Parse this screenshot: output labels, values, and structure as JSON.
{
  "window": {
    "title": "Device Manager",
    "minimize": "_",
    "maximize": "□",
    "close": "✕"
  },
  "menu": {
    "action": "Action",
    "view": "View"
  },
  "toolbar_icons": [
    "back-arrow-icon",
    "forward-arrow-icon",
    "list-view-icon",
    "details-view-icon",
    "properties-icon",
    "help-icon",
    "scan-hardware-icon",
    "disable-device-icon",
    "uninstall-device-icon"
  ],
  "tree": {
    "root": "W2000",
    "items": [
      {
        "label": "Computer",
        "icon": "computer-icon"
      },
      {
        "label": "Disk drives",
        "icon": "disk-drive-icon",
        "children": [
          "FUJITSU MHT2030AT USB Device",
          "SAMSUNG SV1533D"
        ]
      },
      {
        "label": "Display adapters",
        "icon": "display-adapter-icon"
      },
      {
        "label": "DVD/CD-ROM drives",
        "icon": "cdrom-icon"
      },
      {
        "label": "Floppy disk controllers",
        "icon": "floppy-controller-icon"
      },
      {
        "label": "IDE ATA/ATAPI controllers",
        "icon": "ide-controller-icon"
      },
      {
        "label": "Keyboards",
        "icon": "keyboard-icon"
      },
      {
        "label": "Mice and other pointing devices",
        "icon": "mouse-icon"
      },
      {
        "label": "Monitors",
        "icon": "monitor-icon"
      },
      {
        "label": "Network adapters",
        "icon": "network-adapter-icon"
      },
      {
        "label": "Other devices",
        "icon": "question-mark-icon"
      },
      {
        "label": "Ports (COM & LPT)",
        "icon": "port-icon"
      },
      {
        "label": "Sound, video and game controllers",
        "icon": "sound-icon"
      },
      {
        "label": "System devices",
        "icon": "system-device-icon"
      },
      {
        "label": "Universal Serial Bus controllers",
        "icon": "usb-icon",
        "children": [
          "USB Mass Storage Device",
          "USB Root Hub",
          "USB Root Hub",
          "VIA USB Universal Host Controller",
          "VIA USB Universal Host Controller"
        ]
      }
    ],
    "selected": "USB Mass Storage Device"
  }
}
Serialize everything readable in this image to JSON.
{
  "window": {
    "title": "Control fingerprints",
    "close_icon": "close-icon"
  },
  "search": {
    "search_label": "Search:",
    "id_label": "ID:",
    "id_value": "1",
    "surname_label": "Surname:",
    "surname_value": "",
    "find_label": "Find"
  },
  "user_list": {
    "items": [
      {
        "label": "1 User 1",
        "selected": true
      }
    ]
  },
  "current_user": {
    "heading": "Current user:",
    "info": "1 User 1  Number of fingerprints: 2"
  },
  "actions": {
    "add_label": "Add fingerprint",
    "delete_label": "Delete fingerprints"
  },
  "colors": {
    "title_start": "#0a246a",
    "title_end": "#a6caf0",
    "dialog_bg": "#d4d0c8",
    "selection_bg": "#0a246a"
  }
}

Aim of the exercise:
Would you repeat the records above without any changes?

Reply to the task:
Parse this screenshot: output labels, values, and structure as JSON.
{
  "window": {
    "title": "Device Manager",
    "minimize": "_",
    "maximize": "□",
    "close": "✕"
  },
  "menu": {
    "action": "Action",
    "view": "View"
  },
  "toolbar_icons": [
    "back-arrow-icon",
    "forward-arrow-icon",
    "list-view-icon",
    "details-view-icon",
    "properties-icon",
    "help-icon",
    "scan-hardware-icon",
    "disable-device-icon",
    "uninstall-device-icon"
  ],
  "tree": {
    "root": "W2000",
    "items": [
      {
        "label": "Computer",
        "icon": "computer-icon"
      },
      {
        "label": "Disk drives",
        "icon": "disk-drive-icon",
        "children": [
          "FUJITSU MHT2030AT USB Device",
          "SAMSUNG SV1533D"
        ]
      },
      {
        "label": "Display adapters",
        "icon": "display-adapter-icon"
      },
      {
        "label": "DVD/CD-ROM drives",
        "icon": "cdrom-icon"
      },
      {
        "label": "Floppy disk controllers",
        "icon": "floppy-controller-icon"
      },
      {
        "label": "IDE ATA/ATAPI controllers",
        "icon": "ide-controller-icon"
      },
      {
        "label": "Keyboards",
        "icon": "keyboard-icon"
      },
      {
        "label": "Mice and other pointing devices",
        "icon": "mouse-icon"
      },
      {
        "label": "Monitors",
        "icon": "monitor-icon"
      },
      {
        "label": "Network adapters",
        "icon": "network-adapter-icon"
      },
      {
        "label": "Other devices",
        "icon": "question-mark-icon"
      },
      {
        "label": "Ports (COM & LPT)",
        "icon": "port-icon"
      },
      {
        "label": "Sound, video and game controllers",
        "icon": "sound-icon"
      },
      {
        "label": "System devices",
        "icon": "system-device-icon"
      },
      {
        "label": "Universal Serial Bus controllers",
        "icon": "usb-icon",
        "children": [
          "USB Mass Storage Device",
          "USB Root Hub",
          "USB Root Hub",
          "VIA USB Universal Host Controller",
          "VIA USB Universal Host Controller"
        ]
      }
    ],
    "selected": "USB Mass Storage Device"
  }
}
Serialize everything readable in this image to JSON.
{
  "window": {
    "title": "Control fingerprints",
    "close_icon": "close-icon"
  },
  "search": {
    "search_label": "Search:",
    "id_label": "ID:",
    "id_value": "1",
    "surname_label": "Surname:",
    "surname_value": "",
    "find_label": "Find"
  },
  "user_list": {
    "items": [
      {
        "label": "1 User 1",
        "selected": true
      }
    ]
  },
  "current_user": {
    "heading": "Current user:",
    "info": "1 User 1  Number of fingerprints: 2"
  },
  "actions": {
    "add_label": "Add fingerprint",
    "delete_label": "Delete fingerprints"
  },
  "colors": {
    "title_start": "#0a246a",
    "title_end": "#a6caf0",
    "dialog_bg": "#d4d0c8",
    "selection_bg": "#0a246a"
  }
}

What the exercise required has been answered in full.